In the copy, every line of the material that follows must appear exactly, and no pictures should.

--- START ---

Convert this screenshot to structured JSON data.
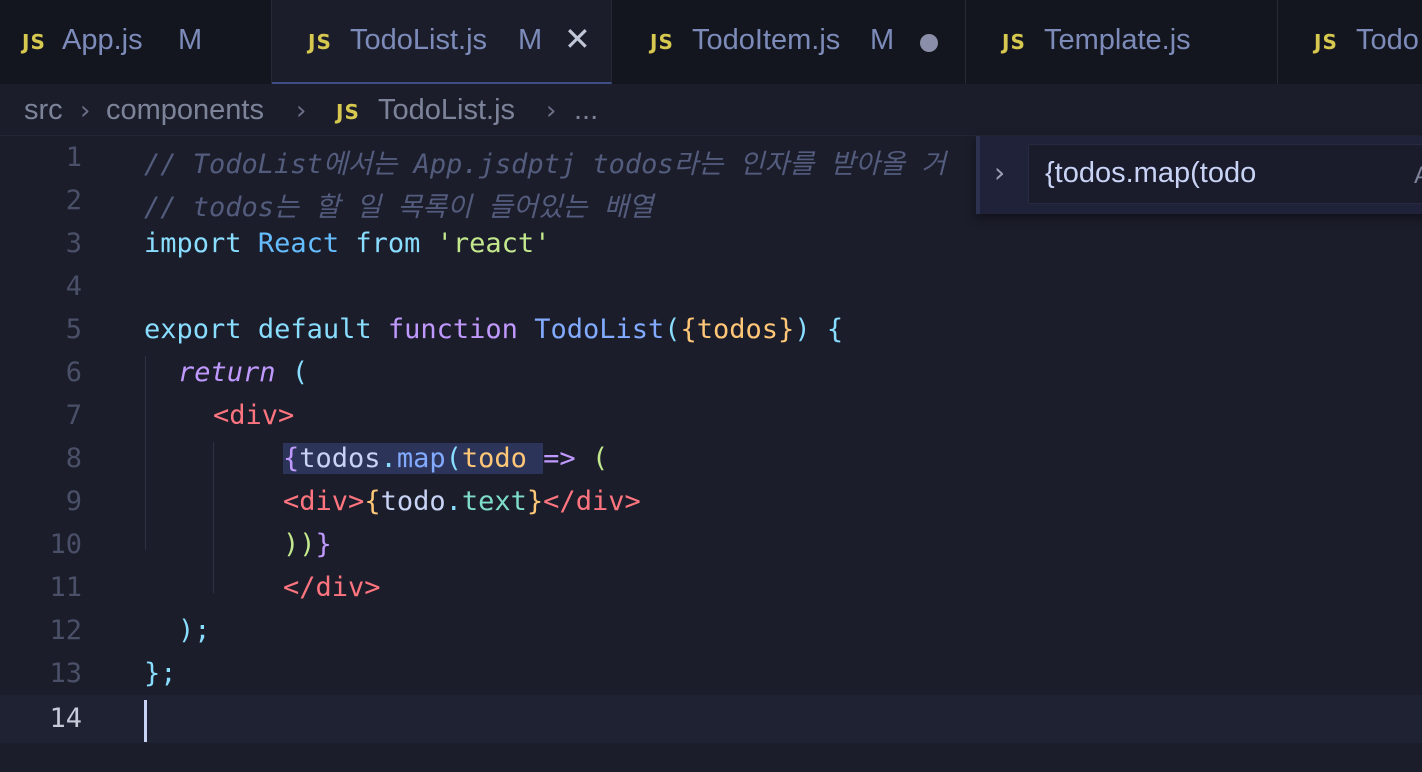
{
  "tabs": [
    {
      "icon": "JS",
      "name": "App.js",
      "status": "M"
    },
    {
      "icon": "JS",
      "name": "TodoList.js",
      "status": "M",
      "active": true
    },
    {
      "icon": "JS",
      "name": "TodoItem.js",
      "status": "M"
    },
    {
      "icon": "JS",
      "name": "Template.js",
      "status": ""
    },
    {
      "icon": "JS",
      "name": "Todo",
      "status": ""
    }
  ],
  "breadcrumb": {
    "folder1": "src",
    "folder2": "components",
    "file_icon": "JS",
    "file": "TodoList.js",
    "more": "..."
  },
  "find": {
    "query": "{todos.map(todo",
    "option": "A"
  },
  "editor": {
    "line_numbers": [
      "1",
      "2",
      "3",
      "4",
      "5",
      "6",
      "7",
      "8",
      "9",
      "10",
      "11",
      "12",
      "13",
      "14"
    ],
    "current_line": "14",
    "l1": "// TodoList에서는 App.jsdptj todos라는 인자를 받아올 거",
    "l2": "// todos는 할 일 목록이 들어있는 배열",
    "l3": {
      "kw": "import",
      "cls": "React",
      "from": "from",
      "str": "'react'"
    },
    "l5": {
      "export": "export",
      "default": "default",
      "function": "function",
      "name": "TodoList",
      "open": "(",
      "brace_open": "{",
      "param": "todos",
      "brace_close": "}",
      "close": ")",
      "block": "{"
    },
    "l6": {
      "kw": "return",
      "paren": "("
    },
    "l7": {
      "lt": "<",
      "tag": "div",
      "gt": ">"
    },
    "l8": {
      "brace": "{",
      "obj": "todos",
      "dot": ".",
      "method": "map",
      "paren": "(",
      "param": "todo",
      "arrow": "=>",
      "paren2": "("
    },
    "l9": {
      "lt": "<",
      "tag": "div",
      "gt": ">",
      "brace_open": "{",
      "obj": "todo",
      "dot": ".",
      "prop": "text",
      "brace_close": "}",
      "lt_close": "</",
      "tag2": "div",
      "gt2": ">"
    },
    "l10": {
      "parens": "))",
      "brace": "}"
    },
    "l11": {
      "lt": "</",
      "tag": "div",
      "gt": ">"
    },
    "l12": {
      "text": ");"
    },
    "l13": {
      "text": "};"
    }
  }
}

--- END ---

* ANSWER FOR THE TASK:
Convert this screenshot to structured JSON data.
{
  "tabs": [
    {
      "icon": "JS",
      "name": "App.js",
      "status": "M"
    },
    {
      "icon": "JS",
      "name": "TodoList.js",
      "status": "M",
      "active": true
    },
    {
      "icon": "JS",
      "name": "TodoItem.js",
      "status": "M"
    },
    {
      "icon": "JS",
      "name": "Template.js",
      "status": ""
    },
    {
      "icon": "JS",
      "name": "Todo",
      "status": ""
    }
  ],
  "breadcrumb": {
    "folder1": "src",
    "folder2": "components",
    "file_icon": "JS",
    "file": "TodoList.js",
    "more": "..."
  },
  "find": {
    "query": "{todos.map(todo",
    "option": "A"
  },
  "editor": {
    "line_numbers": [
      "1",
      "2",
      "3",
      "4",
      "5",
      "6",
      "7",
      "8",
      "9",
      "10",
      "11",
      "12",
      "13",
      "14"
    ],
    "current_line": "14",
    "l1": "// TodoList에서는 App.jsdptj todos라는 인자를 받아올 거",
    "l2": "// todos는 할 일 목록이 들어있는 배열",
    "l3": {
      "kw": "import",
      "cls": "React",
      "from": "from",
      "str": "'react'"
    },
    "l5": {
      "export": "export",
      "default": "default",
      "function": "function",
      "name": "TodoList",
      "open": "(",
      "brace_open": "{",
      "param": "todos",
      "brace_close": "}",
      "close": ")",
      "block": "{"
    },
    "l6": {
      "kw": "return",
      "paren": "("
    },
    "l7": {
      "lt": "<",
      "tag": "div",
      "gt": ">"
    },
    "l8": {
      "brace": "{",
      "obj": "todos",
      "dot": ".",
      "method": "map",
      "paren": "(",
      "param": "todo",
      "arrow": "=>",
      "paren2": "("
    },
    "l9": {
      "lt": "<",
      "tag": "div",
      "gt": ">",
      "brace_open": "{",
      "obj": "todo",
      "dot": ".",
      "prop": "text",
      "brace_close": "}",
      "lt_close": "</",
      "tag2": "div",
      "gt2": ">"
    },
    "l10": {
      "parens": "))",
      "brace": "}"
    },
    "l11": {
      "lt": "</",
      "tag": "div",
      "gt": ">"
    },
    "l12": {
      "text": ");"
    },
    "l13": {
      "text": "};"
    }
  }
}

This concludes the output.